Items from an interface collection
_ _ _ _

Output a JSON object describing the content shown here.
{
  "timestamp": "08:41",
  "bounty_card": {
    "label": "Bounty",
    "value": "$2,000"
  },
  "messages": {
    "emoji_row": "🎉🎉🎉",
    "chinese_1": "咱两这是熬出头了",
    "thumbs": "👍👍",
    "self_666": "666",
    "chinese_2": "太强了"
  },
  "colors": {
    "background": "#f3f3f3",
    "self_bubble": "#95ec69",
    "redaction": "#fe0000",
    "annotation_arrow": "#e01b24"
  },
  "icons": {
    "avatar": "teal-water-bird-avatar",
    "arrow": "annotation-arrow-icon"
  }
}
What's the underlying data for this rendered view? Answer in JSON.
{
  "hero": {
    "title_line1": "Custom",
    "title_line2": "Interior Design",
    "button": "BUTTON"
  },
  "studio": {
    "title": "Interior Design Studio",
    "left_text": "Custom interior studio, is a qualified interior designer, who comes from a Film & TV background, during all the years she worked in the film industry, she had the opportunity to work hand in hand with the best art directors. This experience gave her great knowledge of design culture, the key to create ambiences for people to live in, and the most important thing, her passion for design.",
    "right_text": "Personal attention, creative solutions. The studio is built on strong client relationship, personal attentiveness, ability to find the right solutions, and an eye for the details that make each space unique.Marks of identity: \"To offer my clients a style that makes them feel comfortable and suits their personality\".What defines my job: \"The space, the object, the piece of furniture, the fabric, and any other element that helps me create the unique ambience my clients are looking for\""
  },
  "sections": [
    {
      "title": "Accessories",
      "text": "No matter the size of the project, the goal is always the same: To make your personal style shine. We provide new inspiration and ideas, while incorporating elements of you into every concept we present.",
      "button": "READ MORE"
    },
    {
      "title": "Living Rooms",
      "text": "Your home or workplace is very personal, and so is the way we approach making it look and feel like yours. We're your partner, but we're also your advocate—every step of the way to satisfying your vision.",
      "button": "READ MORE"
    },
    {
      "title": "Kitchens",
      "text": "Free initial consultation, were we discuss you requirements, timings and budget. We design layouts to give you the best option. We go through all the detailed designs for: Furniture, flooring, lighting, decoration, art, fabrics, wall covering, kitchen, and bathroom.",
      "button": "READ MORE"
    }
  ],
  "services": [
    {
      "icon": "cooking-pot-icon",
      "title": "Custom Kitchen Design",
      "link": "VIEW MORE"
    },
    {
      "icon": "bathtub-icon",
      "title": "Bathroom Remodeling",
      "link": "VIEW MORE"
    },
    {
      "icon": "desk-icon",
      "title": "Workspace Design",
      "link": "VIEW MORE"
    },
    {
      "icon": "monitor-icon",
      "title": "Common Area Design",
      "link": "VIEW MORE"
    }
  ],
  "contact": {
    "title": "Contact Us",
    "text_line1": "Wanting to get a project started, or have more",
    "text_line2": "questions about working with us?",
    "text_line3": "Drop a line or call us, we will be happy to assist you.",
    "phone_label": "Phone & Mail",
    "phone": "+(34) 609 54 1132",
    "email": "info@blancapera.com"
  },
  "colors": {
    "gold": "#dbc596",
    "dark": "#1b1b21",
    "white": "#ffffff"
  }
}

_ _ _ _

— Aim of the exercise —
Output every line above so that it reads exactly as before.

— Response box —
Output a JSON object describing the content shown here.
{
  "timestamp": "08:41",
  "bounty_card": {
    "label": "Bounty",
    "value": "$2,000"
  },
  "messages": {
    "emoji_row": "🎉🎉🎉",
    "chinese_1": "咱两这是熬出头了",
    "thumbs": "👍👍",
    "self_666": "666",
    "chinese_2": "太强了"
  },
  "colors": {
    "background": "#f3f3f3",
    "self_bubble": "#95ec69",
    "redaction": "#fe0000",
    "annotation_arrow": "#e01b24"
  },
  "icons": {
    "avatar": "teal-water-bird-avatar",
    "arrow": "annotation-arrow-icon"
  }
}
What's the underlying data for this rendered view? Answer in JSON.
{
  "hero": {
    "title_line1": "Custom",
    "title_line2": "Interior Design",
    "button": "BUTTON"
  },
  "studio": {
    "title": "Interior Design Studio",
    "left_text": "Custom interior studio, is a qualified interior designer, who comes from a Film & TV background, during all the years she worked in the film industry, she had the opportunity to work hand in hand with the best art directors. This experience gave her great knowledge of design culture, the key to create ambiences for people to live in, and the most important thing, her passion for design.",
    "right_text": "Personal attention, creative solutions. The studio is built on strong client relationship, personal attentiveness, ability to find the right solutions, and an eye for the details that make each space unique.Marks of identity: \"To offer my clients a style that makes them feel comfortable and suits their personality\".What defines my job: \"The space, the object, the piece of furniture, the fabric, and any other element that helps me create the unique ambience my clients are looking for\""
  },
  "sections": [
    {
      "title": "Accessories",
      "text": "No matter the size of the project, the goal is always the same: To make your personal style shine. We provide new inspiration and ideas, while incorporating elements of you into every concept we present.",
      "button": "READ MORE"
    },
    {
      "title": "Living Rooms",
      "text": "Your home or workplace is very personal, and so is the way we approach making it look and feel like yours. We're your partner, but we're also your advocate—every step of the way to satisfying your vision.",
      "button": "READ MORE"
    },
    {
      "title": "Kitchens",
      "text": "Free initial consultation, were we discuss you requirements, timings and budget. We design layouts to give you the best option. We go through all the detailed designs for: Furniture, flooring, lighting, decoration, art, fabrics, wall covering, kitchen, and bathroom.",
      "button": "READ MORE"
    }
  ],
  "services": [
    {
      "icon": "cooking-pot-icon",
      "title": "Custom Kitchen Design",
      "link": "VIEW MORE"
    },
    {
      "icon": "bathtub-icon",
      "title": "Bathroom Remodeling",
      "link": "VIEW MORE"
    },
    {
      "icon": "desk-icon",
      "title": "Workspace Design",
      "link": "VIEW MORE"
    },
    {
      "icon": "monitor-icon",
      "title": "Common Area Design",
      "link": "VIEW MORE"
    }
  ],
  "contact": {
    "title": "Contact Us",
    "text_line1": "Wanting to get a project started, or have more",
    "text_line2": "questions about working with us?",
    "text_line3": "Drop a line or call us, we will be happy to assist you.",
    "phone_label": "Phone & Mail",
    "phone": "+(34) 609 54 1132",
    "email": "info@blancapera.com"
  },
  "colors": {
    "gold": "#dbc596",
    "dark": "#1b1b21",
    "white": "#ffffff"
  }
}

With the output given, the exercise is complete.